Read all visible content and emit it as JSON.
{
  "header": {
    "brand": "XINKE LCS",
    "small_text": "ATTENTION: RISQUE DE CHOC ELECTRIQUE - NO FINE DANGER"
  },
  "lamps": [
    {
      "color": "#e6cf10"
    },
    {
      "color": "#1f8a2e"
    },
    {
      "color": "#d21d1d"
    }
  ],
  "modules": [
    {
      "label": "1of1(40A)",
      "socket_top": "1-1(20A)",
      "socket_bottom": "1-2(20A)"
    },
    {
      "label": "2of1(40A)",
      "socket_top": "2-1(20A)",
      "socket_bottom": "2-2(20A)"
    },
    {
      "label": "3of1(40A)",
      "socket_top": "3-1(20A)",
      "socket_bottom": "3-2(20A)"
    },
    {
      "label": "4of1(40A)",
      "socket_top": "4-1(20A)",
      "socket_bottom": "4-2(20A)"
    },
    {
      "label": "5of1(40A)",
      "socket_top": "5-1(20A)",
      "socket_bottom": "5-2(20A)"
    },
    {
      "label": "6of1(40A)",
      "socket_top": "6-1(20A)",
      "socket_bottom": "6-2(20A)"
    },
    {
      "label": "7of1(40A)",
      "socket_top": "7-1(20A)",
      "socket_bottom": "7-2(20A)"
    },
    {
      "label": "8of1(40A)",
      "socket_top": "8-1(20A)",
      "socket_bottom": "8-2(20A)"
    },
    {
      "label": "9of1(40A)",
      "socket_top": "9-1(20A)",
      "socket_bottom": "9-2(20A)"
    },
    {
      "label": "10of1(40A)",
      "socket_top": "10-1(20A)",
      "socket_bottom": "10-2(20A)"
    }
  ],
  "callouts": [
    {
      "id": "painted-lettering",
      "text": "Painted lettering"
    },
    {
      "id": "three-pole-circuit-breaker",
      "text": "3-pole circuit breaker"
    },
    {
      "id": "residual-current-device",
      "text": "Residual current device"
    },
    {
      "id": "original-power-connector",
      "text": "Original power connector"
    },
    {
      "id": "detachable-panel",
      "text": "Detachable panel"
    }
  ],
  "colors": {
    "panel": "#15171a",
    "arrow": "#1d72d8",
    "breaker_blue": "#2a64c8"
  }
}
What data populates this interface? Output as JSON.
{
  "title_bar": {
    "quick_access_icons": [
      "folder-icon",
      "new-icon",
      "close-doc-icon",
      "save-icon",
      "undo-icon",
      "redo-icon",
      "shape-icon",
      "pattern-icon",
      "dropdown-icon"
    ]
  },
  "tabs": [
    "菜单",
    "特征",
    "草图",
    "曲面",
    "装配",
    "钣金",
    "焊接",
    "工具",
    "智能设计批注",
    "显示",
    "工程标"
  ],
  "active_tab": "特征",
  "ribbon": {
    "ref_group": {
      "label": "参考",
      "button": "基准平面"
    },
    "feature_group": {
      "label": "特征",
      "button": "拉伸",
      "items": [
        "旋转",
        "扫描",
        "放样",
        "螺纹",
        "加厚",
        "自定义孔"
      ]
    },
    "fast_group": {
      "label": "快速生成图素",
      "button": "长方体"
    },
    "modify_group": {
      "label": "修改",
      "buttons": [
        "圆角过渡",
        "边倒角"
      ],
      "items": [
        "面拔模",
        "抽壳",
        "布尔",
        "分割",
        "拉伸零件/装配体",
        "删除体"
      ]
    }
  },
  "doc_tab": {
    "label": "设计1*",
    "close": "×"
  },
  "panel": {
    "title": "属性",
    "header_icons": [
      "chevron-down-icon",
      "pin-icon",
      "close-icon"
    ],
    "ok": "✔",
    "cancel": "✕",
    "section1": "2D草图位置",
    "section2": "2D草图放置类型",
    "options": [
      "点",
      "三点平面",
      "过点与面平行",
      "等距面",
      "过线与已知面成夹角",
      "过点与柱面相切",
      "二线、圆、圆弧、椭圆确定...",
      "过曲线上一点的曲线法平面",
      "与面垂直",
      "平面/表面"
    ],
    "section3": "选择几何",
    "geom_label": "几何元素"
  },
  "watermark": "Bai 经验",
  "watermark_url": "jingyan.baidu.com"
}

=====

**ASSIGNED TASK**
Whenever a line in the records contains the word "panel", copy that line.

**RESPONSE AREA**
      "id": "detachable-panel",
      "text": "Detachable panel"
    "panel": "#15171a",
  "panel": {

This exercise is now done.